Portland actually hosted two bake sales during Worldwide Vegan Bake Sale week, one supporting SPECIEES and one supporting Try Vegan PDX and Vegan Iron Chef. Between the two, more than $1300 was raised. Not too shabby, Portland.
For the SPECIEES one I just dropped off some cookies, but I stuck it out for the afternoon and very chilly evening for the Try Vegan sale. I even made that sweet sign you see up there. Jess at Get Sconed! has more photos (I stole this one from her)—there’s one of us (I’m in the green sweatshirt) trying to keep everything dry during our brief but mighty crappy rainstorm.
It was my first bake sale ever. You see, having weird germ phobias, I don’t eat public food. Can’t pick a piece of cookie out of the bakery sample bowl, can’t stick my hand into a communal bag of chips, can’t share popcorn with a friend. When companies are sampling their wares, if I judge the sampling to be hygenic and fresh (in separate little cups or with toothpicks sticking out) I can do it, probably thanks to health codes and regulations and whatnot. But a bake sale is a big freakin’ crapshoot. Not a problem for most people, but I can’t help but picture finger-licking, cat hair, or worse. Again, it’s my neurosis and I have to live with it.
The health inspector who happened by and tried to shut us down used this sort of reasoning as to why we shouldn’t be able to offer home-baked goods to people who are well aware of the fact that these are home-baked goods. I mean, when you buy stuff from a bunch of chicks on the sidewalk, you’re kinda signing on for that.
What was odd was that the health inspector (after learning we had no eggs or dairy in our goods) agreed to let us sell cookies but said everything else had to go. Whatever. We just moved our contraband to an indoor location until the very end of the night. I checked online for permit information—just what were the rules? Well, apparently it’s impossible to have a legal bake sale in Oregon. Every baker would have to have a kitchen inspection. Un-bloody-likely.
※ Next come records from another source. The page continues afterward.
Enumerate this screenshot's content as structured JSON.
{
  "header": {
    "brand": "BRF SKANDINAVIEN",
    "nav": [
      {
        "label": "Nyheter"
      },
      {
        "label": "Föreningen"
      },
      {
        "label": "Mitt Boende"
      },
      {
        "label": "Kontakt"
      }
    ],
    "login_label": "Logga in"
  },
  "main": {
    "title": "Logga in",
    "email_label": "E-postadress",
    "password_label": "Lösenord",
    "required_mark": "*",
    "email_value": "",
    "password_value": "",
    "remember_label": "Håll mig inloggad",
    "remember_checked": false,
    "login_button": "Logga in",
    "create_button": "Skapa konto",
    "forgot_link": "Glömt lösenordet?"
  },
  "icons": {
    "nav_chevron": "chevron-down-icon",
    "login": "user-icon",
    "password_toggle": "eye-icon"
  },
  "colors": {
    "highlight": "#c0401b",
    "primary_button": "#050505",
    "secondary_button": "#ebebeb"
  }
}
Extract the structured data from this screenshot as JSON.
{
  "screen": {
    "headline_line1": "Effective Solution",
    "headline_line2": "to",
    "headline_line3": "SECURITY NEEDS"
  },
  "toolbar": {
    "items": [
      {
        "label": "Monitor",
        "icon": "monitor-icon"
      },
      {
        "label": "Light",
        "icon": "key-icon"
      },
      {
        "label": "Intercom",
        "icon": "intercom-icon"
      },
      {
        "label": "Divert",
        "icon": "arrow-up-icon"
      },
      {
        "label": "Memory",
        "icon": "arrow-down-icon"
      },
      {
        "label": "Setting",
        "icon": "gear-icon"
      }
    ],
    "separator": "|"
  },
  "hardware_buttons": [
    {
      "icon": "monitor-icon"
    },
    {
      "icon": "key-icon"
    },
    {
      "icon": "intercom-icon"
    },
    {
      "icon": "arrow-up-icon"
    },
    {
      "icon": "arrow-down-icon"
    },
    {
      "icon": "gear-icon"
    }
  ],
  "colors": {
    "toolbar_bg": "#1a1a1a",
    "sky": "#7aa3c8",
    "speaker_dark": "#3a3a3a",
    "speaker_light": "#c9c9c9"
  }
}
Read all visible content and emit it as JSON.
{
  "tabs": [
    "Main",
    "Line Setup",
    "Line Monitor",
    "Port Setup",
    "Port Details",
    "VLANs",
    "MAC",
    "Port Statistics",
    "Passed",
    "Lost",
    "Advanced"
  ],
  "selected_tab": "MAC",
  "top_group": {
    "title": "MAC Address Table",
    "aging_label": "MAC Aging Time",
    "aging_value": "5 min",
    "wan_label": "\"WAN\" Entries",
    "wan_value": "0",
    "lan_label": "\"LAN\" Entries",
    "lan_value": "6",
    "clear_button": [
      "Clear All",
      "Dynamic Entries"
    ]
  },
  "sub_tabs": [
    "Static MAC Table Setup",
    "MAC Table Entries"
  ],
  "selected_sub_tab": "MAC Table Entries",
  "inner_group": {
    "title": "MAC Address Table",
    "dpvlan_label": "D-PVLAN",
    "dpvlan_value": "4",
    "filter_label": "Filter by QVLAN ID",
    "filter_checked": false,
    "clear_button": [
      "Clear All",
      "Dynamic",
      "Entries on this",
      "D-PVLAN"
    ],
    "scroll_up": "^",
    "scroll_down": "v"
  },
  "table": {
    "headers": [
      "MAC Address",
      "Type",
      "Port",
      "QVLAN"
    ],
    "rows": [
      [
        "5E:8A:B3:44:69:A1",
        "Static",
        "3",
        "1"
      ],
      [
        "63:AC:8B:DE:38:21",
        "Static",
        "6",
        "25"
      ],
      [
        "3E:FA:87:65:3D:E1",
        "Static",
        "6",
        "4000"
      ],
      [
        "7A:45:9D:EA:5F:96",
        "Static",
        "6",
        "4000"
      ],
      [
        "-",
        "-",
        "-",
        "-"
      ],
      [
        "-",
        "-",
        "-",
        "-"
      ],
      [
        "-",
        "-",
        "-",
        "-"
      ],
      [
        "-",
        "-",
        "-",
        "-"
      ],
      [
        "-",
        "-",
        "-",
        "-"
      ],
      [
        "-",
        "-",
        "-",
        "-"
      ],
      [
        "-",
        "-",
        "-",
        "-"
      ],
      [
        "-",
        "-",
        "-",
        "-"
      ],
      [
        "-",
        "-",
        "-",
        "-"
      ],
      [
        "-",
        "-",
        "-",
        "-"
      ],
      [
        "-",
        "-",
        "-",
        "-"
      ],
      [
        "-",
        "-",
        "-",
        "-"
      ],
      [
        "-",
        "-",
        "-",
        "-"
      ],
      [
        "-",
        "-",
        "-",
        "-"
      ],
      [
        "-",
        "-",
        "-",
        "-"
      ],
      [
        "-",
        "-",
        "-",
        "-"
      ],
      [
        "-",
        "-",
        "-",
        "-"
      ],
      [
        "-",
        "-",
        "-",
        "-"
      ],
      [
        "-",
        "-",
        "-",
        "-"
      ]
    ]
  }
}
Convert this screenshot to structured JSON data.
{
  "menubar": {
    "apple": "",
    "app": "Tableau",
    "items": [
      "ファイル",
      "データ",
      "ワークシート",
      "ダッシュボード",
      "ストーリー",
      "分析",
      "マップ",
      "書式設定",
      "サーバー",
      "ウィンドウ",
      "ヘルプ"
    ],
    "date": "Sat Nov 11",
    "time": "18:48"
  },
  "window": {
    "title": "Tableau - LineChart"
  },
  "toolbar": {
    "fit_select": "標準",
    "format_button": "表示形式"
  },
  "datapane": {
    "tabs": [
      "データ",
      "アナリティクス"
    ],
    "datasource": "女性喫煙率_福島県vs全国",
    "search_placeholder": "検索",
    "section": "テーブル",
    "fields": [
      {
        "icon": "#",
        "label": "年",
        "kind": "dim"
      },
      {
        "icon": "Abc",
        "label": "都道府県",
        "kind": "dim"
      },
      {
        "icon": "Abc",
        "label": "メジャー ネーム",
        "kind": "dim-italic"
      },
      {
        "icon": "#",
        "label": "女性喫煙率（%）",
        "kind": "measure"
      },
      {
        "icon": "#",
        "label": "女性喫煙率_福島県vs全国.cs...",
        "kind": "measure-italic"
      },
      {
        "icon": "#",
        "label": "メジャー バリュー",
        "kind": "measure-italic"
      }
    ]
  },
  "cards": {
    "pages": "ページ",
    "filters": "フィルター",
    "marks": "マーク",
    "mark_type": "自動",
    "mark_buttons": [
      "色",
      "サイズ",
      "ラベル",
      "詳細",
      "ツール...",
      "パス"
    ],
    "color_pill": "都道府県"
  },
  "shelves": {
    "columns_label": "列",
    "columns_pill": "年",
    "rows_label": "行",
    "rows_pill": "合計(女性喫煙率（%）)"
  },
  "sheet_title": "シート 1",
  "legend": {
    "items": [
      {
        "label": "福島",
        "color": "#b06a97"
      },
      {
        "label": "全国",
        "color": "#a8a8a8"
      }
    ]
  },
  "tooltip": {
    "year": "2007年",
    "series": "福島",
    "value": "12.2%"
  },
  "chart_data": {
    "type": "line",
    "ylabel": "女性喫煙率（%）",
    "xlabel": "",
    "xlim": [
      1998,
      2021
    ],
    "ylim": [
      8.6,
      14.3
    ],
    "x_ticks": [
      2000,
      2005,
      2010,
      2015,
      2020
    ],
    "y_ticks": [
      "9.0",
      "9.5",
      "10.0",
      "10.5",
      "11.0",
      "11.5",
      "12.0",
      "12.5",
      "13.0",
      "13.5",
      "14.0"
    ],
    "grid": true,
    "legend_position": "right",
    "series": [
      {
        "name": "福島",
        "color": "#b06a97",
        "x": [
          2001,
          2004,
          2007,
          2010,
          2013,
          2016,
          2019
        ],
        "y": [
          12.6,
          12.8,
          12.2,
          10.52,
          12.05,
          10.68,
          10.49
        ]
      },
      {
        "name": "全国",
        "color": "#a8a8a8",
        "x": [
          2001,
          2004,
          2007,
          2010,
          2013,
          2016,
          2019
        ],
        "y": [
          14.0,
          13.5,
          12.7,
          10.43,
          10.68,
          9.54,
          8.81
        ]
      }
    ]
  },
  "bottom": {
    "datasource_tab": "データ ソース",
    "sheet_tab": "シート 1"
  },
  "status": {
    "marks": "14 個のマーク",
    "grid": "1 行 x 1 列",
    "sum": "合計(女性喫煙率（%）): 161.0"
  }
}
So if you’re on board for next year, find a cause, bake some stuff, use social networking for good, and research your city’s permit requirements…then decide if you can follow them. You bad-ass outlaw baker, you.